Class this week was sure to be a favourite for me because it was all about tea biscuits and muffins.
If you’ve been following me for any length of time, you know about my love of scones and biscuits (these are one of my favorites). There weren’t too many surprises for me in terms of ingredients or technique but I still left feeling inspired, and here’s why. We’ve used very little equipment thus far. Chef often has us mix ingredients by hand. And by hand, I literally mean, by hand. He encourages us to make recipes without equipment so that we have a better sense of what the ingredients should feel like during the whole process. This guy has been working as a pastry chef for close to 50 years and he delights in showing us how great dishes can be achieved with very few tools. Now for biscuits and scones, this is a no brainer. I would not ever think about using a mixer or processor to quickly bring together this dough. But muffins? Mixing a ginormous bowl of bran muffin dough by hand is interesting to say the least. But it did give me a better sense of what the batter should feel like. With muffin batter, very little mixing is actually required. And agitating all of that flour around just creates a super tough muffin (we’ve all had those!). To go in with your hands and just lightly toss that batter until the flour disappears, makes for a really tender and light muffin. Who knew?!
One of the biggest themes that I see with each and every class is that there is incredible attention paid to not wasting anything. Chef wastes nothing. Bowls are scraped clean. Every bit of ingredient is used and what isn’t used is saved for another time. I wouldn’t say that I typically waste ingredients, but I don’t pay as much attention as I could and I’m not as conscious of it as I could be. I’m always in a hurry it seems (which I’m sure you can relate to!). I’m watching you Chef! You’re influencing this old girl and you probably don’t even realize it.
Driving home from class last week, I was talking to my friend about a book I was invited to read, called Sir John’s Table. It’s basically the culinary life of John A. MacDonald, Canada’s first Prime Minister, written by Lindy Mechefske (get it here). We were comparing our current culinary classes with this book in the sense that long before measurements and methods became standardized, and without the use of modern tools and ovens, bakers and cooks simply had to rely on the feel of the ingredients to produce tasty goods. Pastries and macaron ingredients were mixed until they “felt right” and adjustments were made from there. Add spices till grateful and bake gently, was a common method of the time too. I think there’s something to be learned from that.
While I’m not ready to throw away my beloved stand mixer, Chef is showing me that the best way to learn about foods and techniques is to literally get my hands dirty. I’m using my hands to get a better sense of the ingredients and adjusting when it doesn’t feel right. And I can certainly feel and taste the difference so far.

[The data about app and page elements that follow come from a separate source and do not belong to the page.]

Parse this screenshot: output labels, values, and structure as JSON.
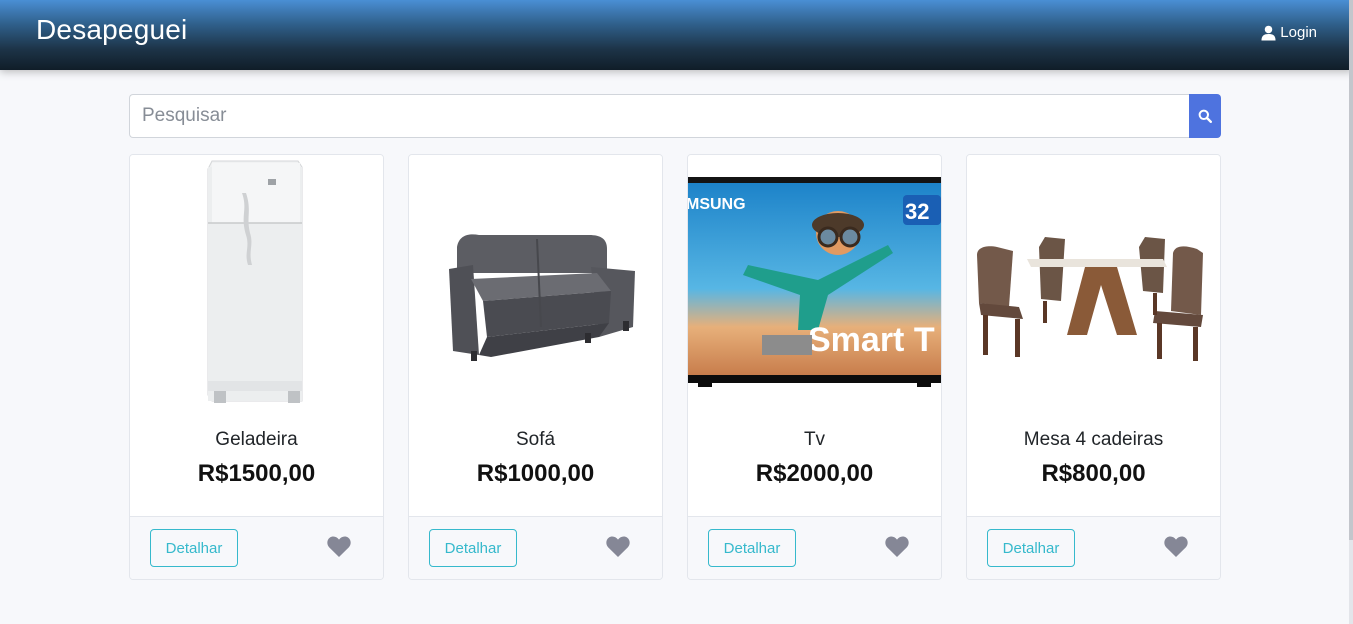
{
  "navbar": {
    "brand": "Desapeguei",
    "login_label": "Login"
  },
  "search": {
    "placeholder": "Pesquisar",
    "value": ""
  },
  "products": [
    {
      "name": "Geladeira",
      "price": "R$1500,00",
      "detail_label": "Detalhar",
      "image": "refrigerator"
    },
    {
      "name": "Sofá",
      "price": "R$1000,00",
      "detail_label": "Detalhar",
      "image": "sofa"
    },
    {
      "name": "Tv",
      "price": "R$2000,00",
      "detail_label": "Detalhar",
      "image": "tv",
      "image_text": {
        "brand": "MSUNG",
        "size": "32",
        "model": "Smart T"
      }
    },
    {
      "name": "Mesa 4 cadeiras",
      "price": "R$800,00",
      "detail_label": "Detalhar",
      "image": "dining-table"
    }
  ],
  "colors": {
    "accent": "#4e73df",
    "info": "#36b9cc",
    "heart": "#858796"
  }
}
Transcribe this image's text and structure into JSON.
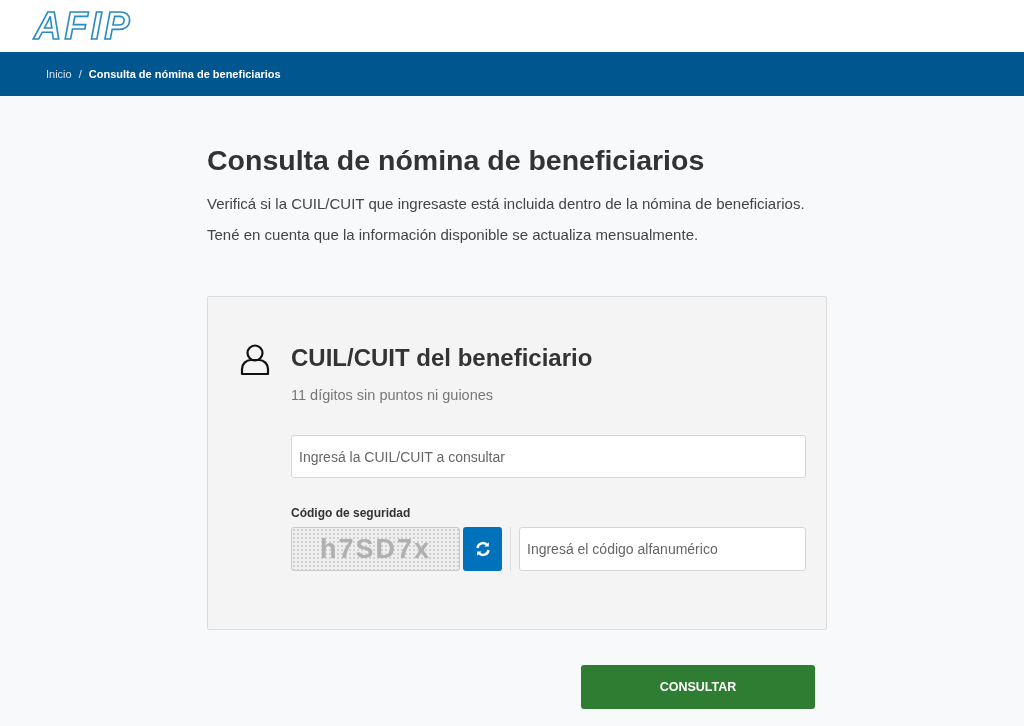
{
  "header": {
    "logo": "AFIP"
  },
  "breadcrumb": {
    "separator": "/",
    "items": [
      {
        "label": "Inicio",
        "current": false
      },
      {
        "label": "Consulta de nómina de beneficiarios",
        "current": true
      }
    ]
  },
  "page": {
    "title": "Consulta de nómina de beneficiarios",
    "paragraphs": [
      "Verificá si la CUIL/CUIT que ingresaste está incluida dentro de la nómina de beneficiarios.",
      "Tené en cuenta que la información disponible se actualiza mensualmente."
    ]
  },
  "form": {
    "heading": "CUIL/CUIT del beneficiario",
    "hint": "11 dígitos sin puntos ni guiones",
    "cuil_field": {
      "placeholder": "Ingresá la CUIL/CUIT a consultar"
    },
    "captcha": {
      "label": "Código de seguridad",
      "code": "h7SD7x",
      "field": {
        "placeholder": "Ingresá el código alfanumérico"
      }
    }
  },
  "submit_button": "CONSULTAR"
}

Have I mentioned how much fun I’m having?! Have a great week friends,
*recipe via George Brown College
- 600g bread flour
- 30g baking powder
- 125g unsalted butter
- 250ml water
- 25g milk powder
- 3 eggs
- 125g sugar
- 10g salt
- 125g dried currants
- Preheat oven to 420°
- In a small bowl, whisk together the water, sugar and 2 eggs; set aside.
- In a large bowl, stir together the flour, baking powder, salt and milk powder. Cut in the butter using your finger tips, until mixture is mealy and butter is small and crumbly.
- Make a well in the center of the flour and add the wet ingredients. Pour the currants on top of the wet ingredients. Using your hands, gently toss the flour mixture into the wet ingredients, just until a shaggy dough is formed.
- Empty the dough contents onto a lightly floured surface and knead gently just a few times to make sure all of the flour is incorporated. Cover the dough with the large bowl and let it rest for about 10 minutes.
- On a floured surface, roll the dough out to a 1 inch thickness. Use a 3 inch biscuit cutter to cut out the biscuits or use a knife to cut the biscuits into 3 inch squares. Try to work the remaining scraps very little. Hand pat the dough into a 1 inch thickness and simply cut the remaining biscuits with a knife or pat pieces into a rough circle (rolling and shaping again will make them dry and tough).
- Place biscuits an inch apart on a parchment lined baking sheet. In a small bowl beat the remaining egg and use a pastry brush to apply an egg wash to the tops of all of the biscuits.
- Bake for 15 minutes, until tops are just turning golden.